• TASK TO CARRY OUT: Your task is to retype every entry exactly, omitting nothing.

• DATA TO EXAMINE:
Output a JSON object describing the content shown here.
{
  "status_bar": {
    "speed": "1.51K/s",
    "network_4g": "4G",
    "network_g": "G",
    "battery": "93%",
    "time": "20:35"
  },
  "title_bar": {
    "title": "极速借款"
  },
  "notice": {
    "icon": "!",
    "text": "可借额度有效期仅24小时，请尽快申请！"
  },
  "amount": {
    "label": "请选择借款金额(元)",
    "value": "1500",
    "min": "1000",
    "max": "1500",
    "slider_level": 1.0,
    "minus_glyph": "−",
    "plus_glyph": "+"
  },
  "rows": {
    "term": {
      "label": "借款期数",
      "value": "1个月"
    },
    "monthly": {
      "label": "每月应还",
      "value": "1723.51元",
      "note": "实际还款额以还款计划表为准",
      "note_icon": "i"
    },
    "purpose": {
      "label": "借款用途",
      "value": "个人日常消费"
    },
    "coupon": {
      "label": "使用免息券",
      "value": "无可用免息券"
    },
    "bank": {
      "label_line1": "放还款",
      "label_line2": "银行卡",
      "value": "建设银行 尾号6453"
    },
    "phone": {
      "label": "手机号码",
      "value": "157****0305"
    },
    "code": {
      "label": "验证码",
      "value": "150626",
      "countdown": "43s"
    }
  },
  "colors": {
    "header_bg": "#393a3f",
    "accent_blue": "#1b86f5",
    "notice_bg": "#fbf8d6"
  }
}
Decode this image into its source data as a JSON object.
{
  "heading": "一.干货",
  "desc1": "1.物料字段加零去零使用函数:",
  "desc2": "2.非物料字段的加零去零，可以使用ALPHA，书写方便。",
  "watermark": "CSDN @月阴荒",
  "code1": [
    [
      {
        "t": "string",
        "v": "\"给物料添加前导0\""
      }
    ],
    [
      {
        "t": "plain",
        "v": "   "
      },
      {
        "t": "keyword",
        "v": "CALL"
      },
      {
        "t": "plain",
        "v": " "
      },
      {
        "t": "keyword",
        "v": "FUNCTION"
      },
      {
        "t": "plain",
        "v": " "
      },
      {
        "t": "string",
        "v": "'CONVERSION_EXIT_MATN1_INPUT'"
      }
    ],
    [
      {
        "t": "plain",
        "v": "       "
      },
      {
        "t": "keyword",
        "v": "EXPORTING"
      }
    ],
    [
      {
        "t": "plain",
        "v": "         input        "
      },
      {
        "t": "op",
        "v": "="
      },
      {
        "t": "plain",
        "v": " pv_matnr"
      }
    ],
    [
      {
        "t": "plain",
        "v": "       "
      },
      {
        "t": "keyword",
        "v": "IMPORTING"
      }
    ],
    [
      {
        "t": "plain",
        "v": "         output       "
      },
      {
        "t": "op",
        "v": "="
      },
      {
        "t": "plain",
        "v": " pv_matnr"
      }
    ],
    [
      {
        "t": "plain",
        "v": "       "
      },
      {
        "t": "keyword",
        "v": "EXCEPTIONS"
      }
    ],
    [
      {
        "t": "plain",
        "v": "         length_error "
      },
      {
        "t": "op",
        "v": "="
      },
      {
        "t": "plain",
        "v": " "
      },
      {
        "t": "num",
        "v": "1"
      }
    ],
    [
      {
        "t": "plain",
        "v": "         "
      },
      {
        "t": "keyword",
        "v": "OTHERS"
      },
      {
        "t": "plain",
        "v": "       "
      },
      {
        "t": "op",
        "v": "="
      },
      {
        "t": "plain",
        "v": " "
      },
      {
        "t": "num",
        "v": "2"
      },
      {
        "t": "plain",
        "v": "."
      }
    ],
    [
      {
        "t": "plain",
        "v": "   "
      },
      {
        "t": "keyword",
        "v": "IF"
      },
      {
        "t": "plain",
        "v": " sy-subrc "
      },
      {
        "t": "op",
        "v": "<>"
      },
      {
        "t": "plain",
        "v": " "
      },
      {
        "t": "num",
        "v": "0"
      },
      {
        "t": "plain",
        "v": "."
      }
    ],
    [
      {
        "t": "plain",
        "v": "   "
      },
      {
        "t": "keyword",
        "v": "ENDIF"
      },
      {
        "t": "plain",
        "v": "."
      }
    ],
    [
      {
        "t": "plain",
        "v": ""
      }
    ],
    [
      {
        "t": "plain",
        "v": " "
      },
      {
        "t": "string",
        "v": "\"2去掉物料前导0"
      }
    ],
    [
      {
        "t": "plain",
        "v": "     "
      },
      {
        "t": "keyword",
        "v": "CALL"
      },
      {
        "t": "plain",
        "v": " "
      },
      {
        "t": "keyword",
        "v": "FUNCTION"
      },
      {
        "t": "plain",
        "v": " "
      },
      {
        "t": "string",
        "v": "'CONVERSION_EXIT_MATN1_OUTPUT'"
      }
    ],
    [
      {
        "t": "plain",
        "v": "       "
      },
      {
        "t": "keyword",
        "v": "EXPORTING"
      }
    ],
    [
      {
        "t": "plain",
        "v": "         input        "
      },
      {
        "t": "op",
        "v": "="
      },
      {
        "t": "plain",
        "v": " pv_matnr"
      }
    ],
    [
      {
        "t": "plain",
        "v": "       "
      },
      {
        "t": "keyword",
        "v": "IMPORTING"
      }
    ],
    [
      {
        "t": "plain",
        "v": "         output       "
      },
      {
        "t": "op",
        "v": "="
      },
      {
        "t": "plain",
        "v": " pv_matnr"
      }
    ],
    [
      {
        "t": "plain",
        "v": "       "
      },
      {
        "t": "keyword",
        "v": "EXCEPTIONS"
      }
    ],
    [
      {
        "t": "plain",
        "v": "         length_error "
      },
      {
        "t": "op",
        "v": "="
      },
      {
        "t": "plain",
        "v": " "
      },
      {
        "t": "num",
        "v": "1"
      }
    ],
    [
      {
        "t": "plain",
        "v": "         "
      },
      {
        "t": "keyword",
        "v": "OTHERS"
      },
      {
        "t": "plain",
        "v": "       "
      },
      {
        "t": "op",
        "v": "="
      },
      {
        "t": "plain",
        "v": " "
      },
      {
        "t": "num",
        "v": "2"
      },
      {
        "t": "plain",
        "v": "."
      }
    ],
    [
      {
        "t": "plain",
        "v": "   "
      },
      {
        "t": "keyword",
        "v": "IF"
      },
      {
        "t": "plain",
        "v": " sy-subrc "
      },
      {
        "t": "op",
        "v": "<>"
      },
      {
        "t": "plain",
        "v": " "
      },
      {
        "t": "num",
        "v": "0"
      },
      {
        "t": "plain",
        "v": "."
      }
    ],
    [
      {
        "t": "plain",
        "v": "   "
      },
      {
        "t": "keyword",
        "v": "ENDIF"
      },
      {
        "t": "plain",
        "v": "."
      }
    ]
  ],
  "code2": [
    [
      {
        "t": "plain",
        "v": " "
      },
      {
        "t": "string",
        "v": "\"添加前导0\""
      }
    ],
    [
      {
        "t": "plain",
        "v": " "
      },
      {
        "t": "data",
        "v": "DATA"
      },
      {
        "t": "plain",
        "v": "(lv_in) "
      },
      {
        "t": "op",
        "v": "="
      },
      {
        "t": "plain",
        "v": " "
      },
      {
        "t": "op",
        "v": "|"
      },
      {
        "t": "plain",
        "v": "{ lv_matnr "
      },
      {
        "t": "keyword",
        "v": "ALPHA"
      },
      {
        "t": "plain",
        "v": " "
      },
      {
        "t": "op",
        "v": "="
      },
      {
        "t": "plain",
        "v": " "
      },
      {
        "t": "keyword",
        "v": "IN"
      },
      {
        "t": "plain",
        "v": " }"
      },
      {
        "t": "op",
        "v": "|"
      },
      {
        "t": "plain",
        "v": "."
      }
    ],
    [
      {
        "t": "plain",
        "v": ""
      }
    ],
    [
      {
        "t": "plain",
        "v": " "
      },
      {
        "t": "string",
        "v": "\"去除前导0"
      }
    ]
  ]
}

• WRITTEN REPLY:
Output a JSON object describing the content shown here.
{
  "status_bar": {
    "speed": "1.51K/s",
    "network_4g": "4G",
    "network_g": "G",
    "battery": "93%",
    "time": "20:35"
  },
  "title_bar": {
    "title": "极速借款"
  },
  "notice": {
    "icon": "!",
    "text": "可借额度有效期仅24小时，请尽快申请！"
  },
  "amount": {
    "label": "请选择借款金额(元)",
    "value": "1500",
    "min": "1000",
    "max": "1500",
    "slider_level": 1.0,
    "minus_glyph": "−",
    "plus_glyph": "+"
  },
  "rows": {
    "term": {
      "label": "借款期数",
      "value": "1个月"
    },
    "monthly": {
      "label": "每月应还",
      "value": "1723.51元",
      "note": "实际还款额以还款计划表为准",
      "note_icon": "i"
    },
    "purpose": {
      "label": "借款用途",
      "value": "个人日常消费"
    },
    "coupon": {
      "label": "使用免息券",
      "value": "无可用免息券"
    },
    "bank": {
      "label_line1": "放还款",
      "label_line2": "银行卡",
      "value": "建设银行 尾号6453"
    },
    "phone": {
      "label": "手机号码",
      "value": "157****0305"
    },
    "code": {
      "label": "验证码",
      "value": "150626",
      "countdown": "43s"
    }
  },
  "colors": {
    "header_bg": "#393a3f",
    "accent_blue": "#1b86f5",
    "notice_bg": "#fbf8d6"
  }
}
Decode this image into its source data as a JSON object.
{
  "heading": "一.干货",
  "desc1": "1.物料字段加零去零使用函数:",
  "desc2": "2.非物料字段的加零去零，可以使用ALPHA，书写方便。",
  "watermark": "CSDN @月阴荒",
  "code1": [
    [
      {
        "t": "string",
        "v": "\"给物料添加前导0\""
      }
    ],
    [
      {
        "t": "plain",
        "v": "   "
      },
      {
        "t": "keyword",
        "v": "CALL"
      },
      {
        "t": "plain",
        "v": " "
      },
      {
        "t": "keyword",
        "v": "FUNCTION"
      },
      {
        "t": "plain",
        "v": " "
      },
      {
        "t": "string",
        "v": "'CONVERSION_EXIT_MATN1_INPUT'"
      }
    ],
    [
      {
        "t": "plain",
        "v": "       "
      },
      {
        "t": "keyword",
        "v": "EXPORTING"
      }
    ],
    [
      {
        "t": "plain",
        "v": "         input        "
      },
      {
        "t": "op",
        "v": "="
      },
      {
        "t": "plain",
        "v": " pv_matnr"
      }
    ],
    [
      {
        "t": "plain",
        "v": "       "
      },
      {
        "t": "keyword",
        "v": "IMPORTING"
      }
    ],
    [
      {
        "t": "plain",
        "v": "         output       "
      },
      {
        "t": "op",
        "v": "="
      },
      {
        "t": "plain",
        "v": " pv_matnr"
      }
    ],
    [
      {
        "t": "plain",
        "v": "       "
      },
      {
        "t": "keyword",
        "v": "EXCEPTIONS"
      }
    ],
    [
      {
        "t": "plain",
        "v": "         length_error "
      },
      {
        "t": "op",
        "v": "="
      },
      {
        "t": "plain",
        "v": " "
      },
      {
        "t": "num",
        "v": "1"
      }
    ],
    [
      {
        "t": "plain",
        "v": "         "
      },
      {
        "t": "keyword",
        "v": "OTHERS"
      },
      {
        "t": "plain",
        "v": "       "
      },
      {
        "t": "op",
        "v": "="
      },
      {
        "t": "plain",
        "v": " "
      },
      {
        "t": "num",
        "v": "2"
      },
      {
        "t": "plain",
        "v": "."
      }
    ],
    [
      {
        "t": "plain",
        "v": "   "
      },
      {
        "t": "keyword",
        "v": "IF"
      },
      {
        "t": "plain",
        "v": " sy-subrc "
      },
      {
        "t": "op",
        "v": "<>"
      },
      {
        "t": "plain",
        "v": " "
      },
      {
        "t": "num",
        "v": "0"
      },
      {
        "t": "plain",
        "v": "."
      }
    ],
    [
      {
        "t": "plain",
        "v": "   "
      },
      {
        "t": "keyword",
        "v": "ENDIF"
      },
      {
        "t": "plain",
        "v": "."
      }
    ],
    [
      {
        "t": "plain",
        "v": ""
      }
    ],
    [
      {
        "t": "plain",
        "v": " "
      },
      {
        "t": "string",
        "v": "\"2去掉物料前导0"
      }
    ],
    [
      {
        "t": "plain",
        "v": "     "
      },
      {
        "t": "keyword",
        "v": "CALL"
      },
      {
        "t": "plain",
        "v": " "
      },
      {
        "t": "keyword",
        "v": "FUNCTION"
      },
      {
        "t": "plain",
        "v": " "
      },
      {
        "t": "string",
        "v": "'CONVERSION_EXIT_MATN1_OUTPUT'"
      }
    ],
    [
      {
        "t": "plain",
        "v": "       "
      },
      {
        "t": "keyword",
        "v": "EXPORTING"
      }
    ],
    [
      {
        "t": "plain",
        "v": "         input        "
      },
      {
        "t": "op",
        "v": "="
      },
      {
        "t": "plain",
        "v": " pv_matnr"
      }
    ],
    [
      {
        "t": "plain",
        "v": "       "
      },
      {
        "t": "keyword",
        "v": "IMPORTING"
      }
    ],
    [
      {
        "t": "plain",
        "v": "         output       "
      },
      {
        "t": "op",
        "v": "="
      },
      {
        "t": "plain",
        "v": " pv_matnr"
      }
    ],
    [
      {
        "t": "plain",
        "v": "       "
      },
      {
        "t": "keyword",
        "v": "EXCEPTIONS"
      }
    ],
    [
      {
        "t": "plain",
        "v": "         length_error "
      },
      {
        "t": "op",
        "v": "="
      },
      {
        "t": "plain",
        "v": " "
      },
      {
        "t": "num",
        "v": "1"
      }
    ],
    [
      {
        "t": "plain",
        "v": "         "
      },
      {
        "t": "keyword",
        "v": "OTHERS"
      },
      {
        "t": "plain",
        "v": "       "
      },
      {
        "t": "op",
        "v": "="
      },
      {
        "t": "plain",
        "v": " "
      },
      {
        "t": "num",
        "v": "2"
      },
      {
        "t": "plain",
        "v": "."
      }
    ],
    [
      {
        "t": "plain",
        "v": "   "
      },
      {
        "t": "keyword",
        "v": "IF"
      },
      {
        "t": "plain",
        "v": " sy-subrc "
      },
      {
        "t": "op",
        "v": "<>"
      },
      {
        "t": "plain",
        "v": " "
      },
      {
        "t": "num",
        "v": "0"
      },
      {
        "t": "plain",
        "v": "."
      }
    ],
    [
      {
        "t": "plain",
        "v": "   "
      },
      {
        "t": "keyword",
        "v": "ENDIF"
      },
      {
        "t": "plain",
        "v": "."
      }
    ]
  ],
  "code2": [
    [
      {
        "t": "plain",
        "v": " "
      },
      {
        "t": "string",
        "v": "\"添加前导0\""
      }
    ],
    [
      {
        "t": "plain",
        "v": " "
      },
      {
        "t": "data",
        "v": "DATA"
      },
      {
        "t": "plain",
        "v": "(lv_in) "
      },
      {
        "t": "op",
        "v": "="
      },
      {
        "t": "plain",
        "v": " "
      },
      {
        "t": "op",
        "v": "|"
      },
      {
        "t": "plain",
        "v": "{ lv_matnr "
      },
      {
        "t": "keyword",
        "v": "ALPHA"
      },
      {
        "t": "plain",
        "v": " "
      },
      {
        "t": "op",
        "v": "="
      },
      {
        "t": "plain",
        "v": " "
      },
      {
        "t": "keyword",
        "v": "IN"
      },
      {
        "t": "plain",
        "v": " }"
      },
      {
        "t": "op",
        "v": "|"
      },
      {
        "t": "plain",
        "v": "."
      }
    ],
    [
      {
        "t": "plain",
        "v": ""
      }
    ],
    [
      {
        "t": "plain",
        "v": " "
      },
      {
        "t": "string",
        "v": "\"去除前导0"
      }
    ]
  ]
}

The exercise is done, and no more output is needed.